Friendly yoghurt-based bacteria may help reduce tooth decay and body odour

By | August 21, 2006

Friendly yoghurt-based bacteria may help reduce tooth decay and body odour

Tooth decay affects about 5 billion people worldwide. … A chewing gum containing good bacteria that can destroy the bad bacteria that cause tooth decay could be in the shops soon. The gum is one of several products being developed by German chemical company BASF using the bacteria Lactobacillus, which is normally found in live yoghurt.

BASF discovered a new strain of lactobacillus called L anti-caries, which binds to Strepptococcus mutans (S
Mutans), the bacteria responsible for tooth decay.

S Mutans sticks to the surface of teeth, where it produces an aggressive acid that breaks down the enamel. The friendly bugs in the gum will make the S Mutans clump together, preventing them from becoming attached to the tooth surface. Tests reveal that the? gum can reduce bacteria in the mouth fifty times.

The company is also going to release a new line of toothpastes and mouthwashes using L anti-caries.

Other potential uses of Lactobacillus include the prevention of body odour. BASF are looking into producing a deodorant based on L aladoris, which can inhibit odour-producing bacteria in the armpit. Similarly, tests have shown another strain, L ala-odoris can reduce odour formation in feet. – mum

It is neat that Dr. Andreas Reindl (pictured above) discovered this rather than genetically engineering it. Is this natural strain the mysterious reason some people don’t get cavities? What about the repopulation problem with S. mutans? Does this gum work long term? I’ve always thought there is purposeful foot dragginging. Years ago in 1981 one article said they had a vaccine that worked in primates.
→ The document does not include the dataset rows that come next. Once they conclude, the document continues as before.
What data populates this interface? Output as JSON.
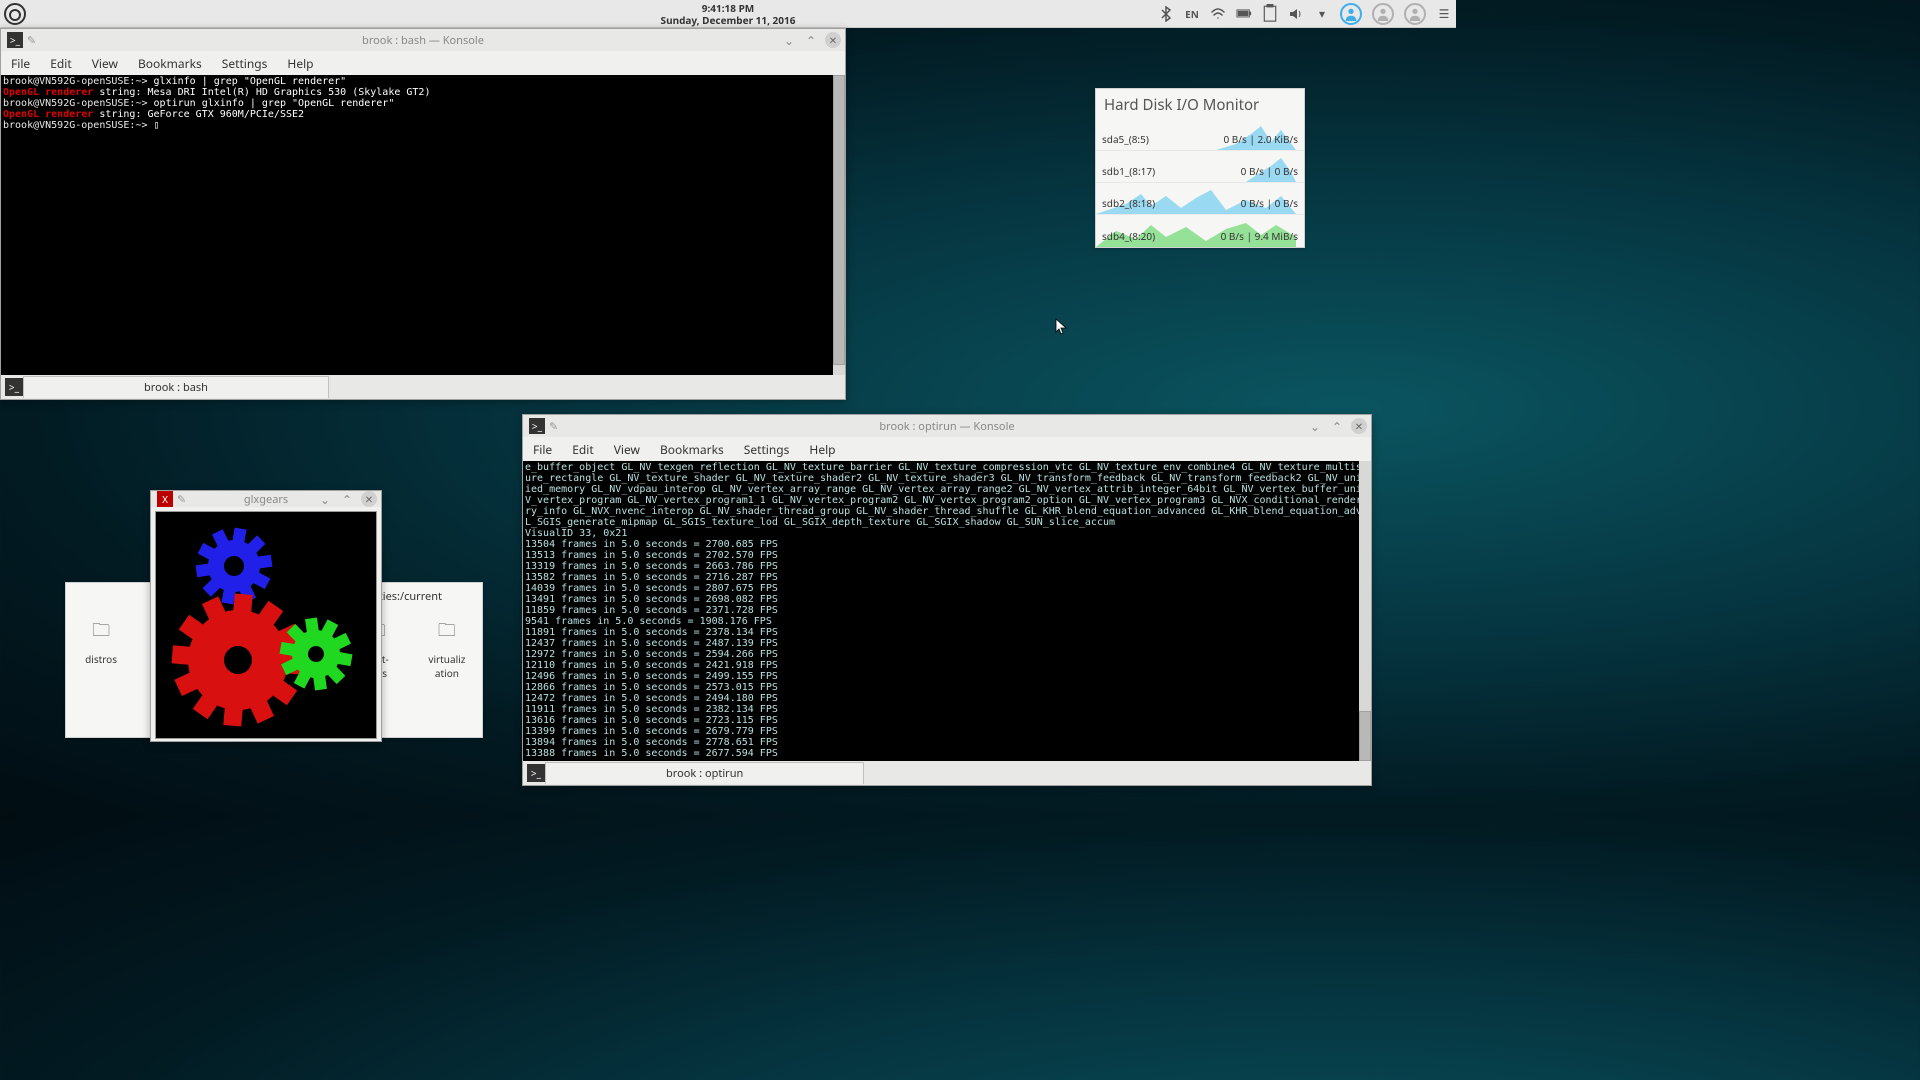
{
  "panel": {
    "time": "9:41:18 PM",
    "date": "Sunday, December 11, 2016",
    "lang": "EN"
  },
  "konsole1": {
    "title": "brook : bash — Konsole",
    "menu": [
      "File",
      "Edit",
      "View",
      "Bookmarks",
      "Settings",
      "Help"
    ],
    "tab": "brook : bash",
    "lines": {
      "prompt": "brook@VN592G-openSUSE:~>",
      "cmd1": "glxinfo | grep \"OpenGL renderer\"",
      "gl_lbl": "OpenGL renderer",
      "out1": " string: Mesa DRI Intel(R) HD Graphics 530 (Skylake GT2)",
      "cmd2": "optirun glxinfo | grep \"OpenGL renderer\"",
      "out2": " string: GeForce GTX 960M/PCIe/SSE2"
    }
  },
  "glxgears": {
    "title": "glxgears"
  },
  "konsole2": {
    "title": "brook : optirun — Konsole",
    "menu": [
      "File",
      "Edit",
      "View",
      "Bookmarks",
      "Settings",
      "Help"
    ],
    "tab": "brook : optirun",
    "ext_dump": "e_buffer_object GL_NV_texgen_reflection GL_NV_texture_barrier GL_NV_texture_compression_vtc GL_NV_texture_env_combine4 GL_NV_texture_multisample GL_NV_text\nure_rectangle GL_NV_texture_shader GL_NV_texture_shader2 GL_NV_texture_shader3 GL_NV_transform_feedback GL_NV_transform_feedback2 GL_NV_uniform_buffer_unif\nied_memory GL_NV_vdpau_interop GL_NV_vertex_array_range GL_NV_vertex_array_range2 GL_NV_vertex_attrib_integer_64bit GL_NV_vertex_buffer_unified_memory GL_N\nV_vertex_program GL_NV_vertex_program1_1 GL_NV_vertex_program2 GL_NV_vertex_program2_option GL_NV_vertex_program3 GL_NVX_conditional_render GL_NVX_gpu_memo\nry_info GL_NVX_nvenc_interop GL_NV_shader_thread_group GL_NV_shader_thread_shuffle GL_KHR_blend_equation_advanced GL_KHR_blend_equation_advanced_coherent G\nL_SGIS_generate_mipmap GL_SGIS_texture_lod GL_SGIX_depth_texture GL_SGIX_shadow GL_SUN_slice_accum",
    "visual": "VisualID 33, 0x21",
    "fps": [
      "13504 frames in 5.0 seconds = 2700.685 FPS",
      "13513 frames in 5.0 seconds = 2702.570 FPS",
      "13319 frames in 5.0 seconds = 2663.786 FPS",
      "13582 frames in 5.0 seconds = 2716.287 FPS",
      "14039 frames in 5.0 seconds = 2807.675 FPS",
      "13491 frames in 5.0 seconds = 2698.082 FPS",
      "11859 frames in 5.0 seconds = 2371.728 FPS",
      "9541 frames in 5.0 seconds = 1908.176 FPS",
      "11891 frames in 5.0 seconds = 2378.134 FPS",
      "12437 frames in 5.0 seconds = 2487.139 FPS",
      "12972 frames in 5.0 seconds = 2594.266 FPS",
      "12110 frames in 5.0 seconds = 2421.918 FPS",
      "12496 frames in 5.0 seconds = 2499.155 FPS",
      "12866 frames in 5.0 seconds = 2573.015 FPS",
      "12472 frames in 5.0 seconds = 2494.180 FPS",
      "11911 frames in 5.0 seconds = 2382.134 FPS",
      "13616 frames in 5.0 seconds = 2723.115 FPS",
      "13399 frames in 5.0 seconds = 2679.779 FPS",
      "13894 frames in 5.0 seconds = 2778.651 FPS",
      "13388 frames in 5.0 seconds = 2677.594 FPS"
    ]
  },
  "disk": {
    "title": "Hard Disk I/O Monitor",
    "rows": [
      {
        "label": "sda5_(8:5)",
        "rate": "0 B/s | 2.0 KiB/s"
      },
      {
        "label": "sdb1_(8:17)",
        "rate": "0 B/s | 0 B/s"
      },
      {
        "label": "sdb2_(8:18)",
        "rate": "0 B/s | 0 B/s"
      },
      {
        "label": "sdb4_(8:20)",
        "rate": "0 B/s | 9.4 MiB/s"
      }
    ]
  },
  "folderview": {
    "path": "vities:/current",
    "items": [
      "distros",
      "duct-\niews",
      "virtualiz\nation"
    ]
  }
}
In 1993, 12 years later, they still hadn’t tested this on humans?!

“Vaccines have been prepared from purified antigens of mutans streptococci. These vaccines confer protection in non-human primates, but have yet to be tested in a human clinical trial.” –Caries Res. 1993;27 Suppl 1:72-6.

When I talked to a Dental School teacher at UCSF about this, he said the problem with humans is that the S. mutans bacteria just comes back from food, kissing, toothbrushes, and so on. So, a daily gum sounds like it might work.

Leave a Reply